> _Instructions for the task_
In the copy, include no images, and repeat each entry precisely as written.

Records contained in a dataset
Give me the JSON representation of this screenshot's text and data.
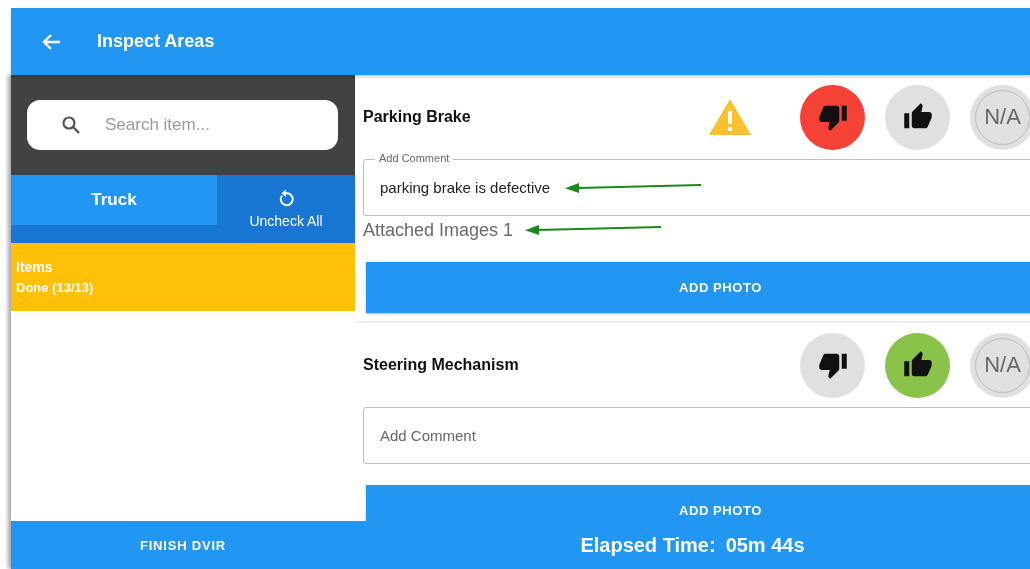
{
  "header": {
    "title": "Inspect Areas"
  },
  "sidebar": {
    "search": {
      "placeholder": "Search item..."
    },
    "tabs": [
      {
        "label": "Truck",
        "selected": true
      }
    ],
    "uncheck_all": "Uncheck All",
    "groups": [
      {
        "title": "Items",
        "status": "Done (13/13)",
        "selected": true
      }
    ],
    "finish_button": "FINISH DVIR"
  },
  "items": [
    {
      "title": "Parking Brake",
      "warning": true,
      "comment": {
        "label": "Add Comment",
        "value": "parking brake is defective"
      },
      "attached_images": "Attached Images 1",
      "add_photo": "ADD PHOTO",
      "ratings": [
        {
          "kind": "fail",
          "selected": true
        },
        {
          "kind": "pass",
          "selected": false
        },
        {
          "kind": "na",
          "label": "N/A",
          "selected": false
        }
      ]
    },
    {
      "title": "Steering Mechanism",
      "warning": false,
      "comment": {
        "placeholder": "Add Comment"
      },
      "add_photo": "ADD PHOTO",
      "ratings": [
        {
          "kind": "fail",
          "selected": false
        },
        {
          "kind": "pass",
          "selected": true
        },
        {
          "kind": "na",
          "label": "N/A",
          "selected": false
        }
      ]
    }
  ],
  "elapsed": {
    "label": "Elapsed Time:",
    "value": "05m 44s"
  }
}
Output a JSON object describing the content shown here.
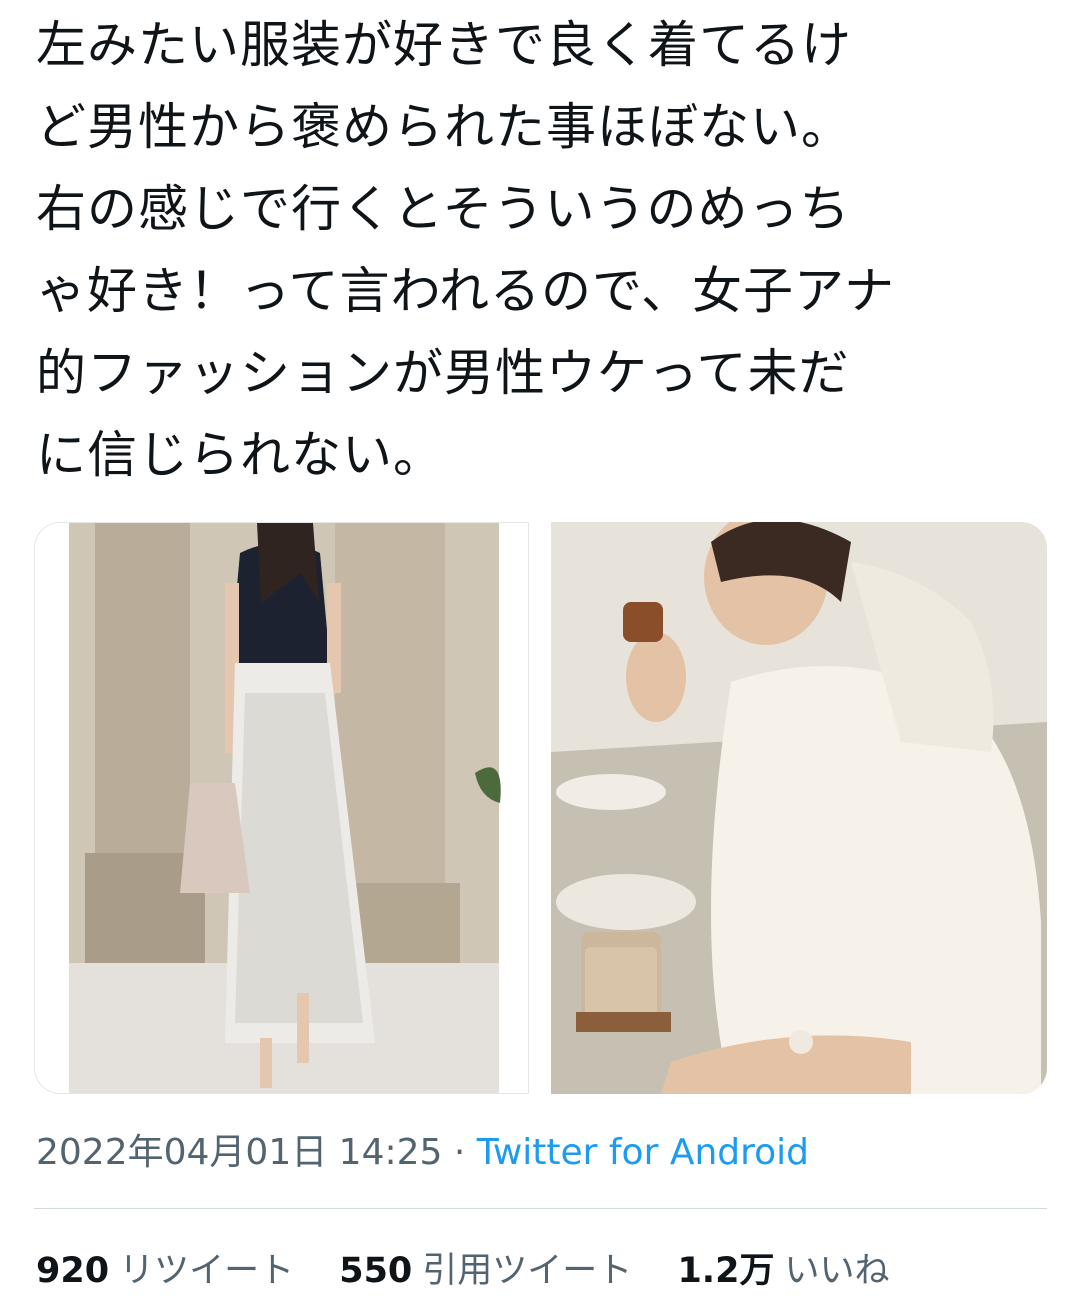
{
  "tweet": {
    "text": "左みたい服装が好きで良く着てるけ\nど男性から褒められた事ほぼない。\n右の感じで行くとそういうのめっち\nゃ好き！って言われるので、女子アナ\n的ファッションが男性ウケって未だ\nに信じられない。",
    "timestamp": "2022年04月01日 14:25",
    "separator": " · ",
    "source": "Twitter for Android"
  },
  "media": {
    "left_icon": "photo-woman-lace-skirt",
    "right_icon": "photo-woman-hoodie-eating"
  },
  "stats": [
    {
      "value": "920",
      "label": "リツイート"
    },
    {
      "value": "550",
      "label": "引用ツイート"
    },
    {
      "value": "1.2万",
      "label": "いいね"
    }
  ],
  "colors": {
    "text": "#0f1419",
    "muted": "#536471",
    "link": "#1d9bf0",
    "divider": "#cfd9de"
  }
}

> _Completed exercise_
Give me the JSON representation of this screenshot's text and data.
{
  "header": {
    "title": "Inspect Areas"
  },
  "sidebar": {
    "search": {
      "placeholder": "Search item..."
    },
    "tabs": [
      {
        "label": "Truck",
        "selected": true
      }
    ],
    "uncheck_all": "Uncheck All",
    "groups": [
      {
        "title": "Items",
        "status": "Done (13/13)",
        "selected": true
      }
    ],
    "finish_button": "FINISH DVIR"
  },
  "items": [
    {
      "title": "Parking Brake",
      "warning": true,
      "comment": {
        "label": "Add Comment",
        "value": "parking brake is defective"
      },
      "attached_images": "Attached Images 1",
      "add_photo": "ADD PHOTO",
      "ratings": [
        {
          "kind": "fail",
          "selected": true
        },
        {
          "kind": "pass",
          "selected": false
        },
        {
          "kind": "na",
          "label": "N/A",
          "selected": false
        }
      ]
    },
    {
      "title": "Steering Mechanism",
      "warning": false,
      "comment": {
        "placeholder": "Add Comment"
      },
      "add_photo": "ADD PHOTO",
      "ratings": [
        {
          "kind": "fail",
          "selected": false
        },
        {
          "kind": "pass",
          "selected": true
        },
        {
          "kind": "na",
          "label": "N/A",
          "selected": false
        }
      ]
    }
  ],
  "elapsed": {
    "label": "Elapsed Time:",
    "value": "05m 44s"
  }
}
Output a JSON object describing the content shown here.
{
  "tweet": {
    "text": "左みたい服装が好きで良く着てるけ\nど男性から褒められた事ほぼない。\n右の感じで行くとそういうのめっち\nゃ好き！って言われるので、女子アナ\n的ファッションが男性ウケって未だ\nに信じられない。",
    "timestamp": "2022年04月01日 14:25",
    "separator": " · ",
    "source": "Twitter for Android"
  },
  "media": {
    "left_icon": "photo-woman-lace-skirt",
    "right_icon": "photo-woman-hoodie-eating"
  },
  "stats": [
    {
      "value": "920",
      "label": "リツイート"
    },
    {
      "value": "550",
      "label": "引用ツイート"
    },
    {
      "value": "1.2万",
      "label": "いいね"
    }
  ],
  "colors": {
    "text": "#0f1419",
    "muted": "#536471",
    "link": "#1d9bf0",
    "divider": "#cfd9de"
  }
}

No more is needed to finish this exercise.